Access was gained by breaking a conservatory window and cash and jewellery to the value of £9,000 was stolen.
Bridges was interviewed by police after his DNA was found on a screwdriver left at the premises.
The court heard that police were called to Uplands Road North, in Carlton Colville near Lowestoft, at 5.35pm on Wednesday, December 5 after entry had been forced into a home and a wide screen television, iMac computer, iPad, laptop, jewellery valued at more than £4,000 had been stolen.
A neighbour saw a car parked outside the property and two men loading a flat screen television into the vehicle.
The neighbour confronted the men and had tried to prevent them driving off.
Natasha Nair, mitigating for Bridges, said her client had committed the offences because he feared he had bowel cancer but he had since been given the all clear and disgnosed with Crohn's disease.

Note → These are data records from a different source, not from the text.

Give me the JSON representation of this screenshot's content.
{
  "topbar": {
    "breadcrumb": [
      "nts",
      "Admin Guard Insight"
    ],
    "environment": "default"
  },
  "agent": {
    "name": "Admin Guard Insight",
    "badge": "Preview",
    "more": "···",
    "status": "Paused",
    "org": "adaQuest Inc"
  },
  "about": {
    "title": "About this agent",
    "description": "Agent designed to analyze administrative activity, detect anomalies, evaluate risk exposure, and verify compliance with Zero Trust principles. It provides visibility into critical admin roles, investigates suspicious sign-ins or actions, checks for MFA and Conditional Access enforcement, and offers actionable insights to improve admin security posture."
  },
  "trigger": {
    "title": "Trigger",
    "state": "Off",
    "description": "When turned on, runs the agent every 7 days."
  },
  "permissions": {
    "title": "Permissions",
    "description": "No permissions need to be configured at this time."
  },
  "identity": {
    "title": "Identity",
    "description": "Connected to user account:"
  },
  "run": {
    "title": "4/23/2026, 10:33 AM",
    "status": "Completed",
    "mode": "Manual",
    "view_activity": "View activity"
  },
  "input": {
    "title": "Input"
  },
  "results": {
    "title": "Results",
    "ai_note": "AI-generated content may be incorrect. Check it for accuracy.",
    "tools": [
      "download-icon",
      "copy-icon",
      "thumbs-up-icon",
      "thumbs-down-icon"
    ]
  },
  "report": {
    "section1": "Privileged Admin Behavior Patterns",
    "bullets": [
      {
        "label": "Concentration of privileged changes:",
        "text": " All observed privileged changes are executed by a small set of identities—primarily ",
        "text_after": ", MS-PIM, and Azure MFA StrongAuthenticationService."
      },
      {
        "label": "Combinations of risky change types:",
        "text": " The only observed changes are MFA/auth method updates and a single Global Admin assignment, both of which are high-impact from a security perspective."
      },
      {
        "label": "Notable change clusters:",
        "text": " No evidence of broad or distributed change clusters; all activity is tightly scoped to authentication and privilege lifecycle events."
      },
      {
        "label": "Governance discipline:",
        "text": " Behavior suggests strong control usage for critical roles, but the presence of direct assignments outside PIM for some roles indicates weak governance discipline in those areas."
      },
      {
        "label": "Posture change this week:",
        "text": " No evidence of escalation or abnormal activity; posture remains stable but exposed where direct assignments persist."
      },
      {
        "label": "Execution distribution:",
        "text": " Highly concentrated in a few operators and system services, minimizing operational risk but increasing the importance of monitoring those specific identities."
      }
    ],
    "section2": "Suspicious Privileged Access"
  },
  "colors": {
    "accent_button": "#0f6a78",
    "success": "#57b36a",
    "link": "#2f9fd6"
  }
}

Kelly Fernandez-Lee, mitigating for Edginton, said he had committed the burglary after getting in with the wrong crowd.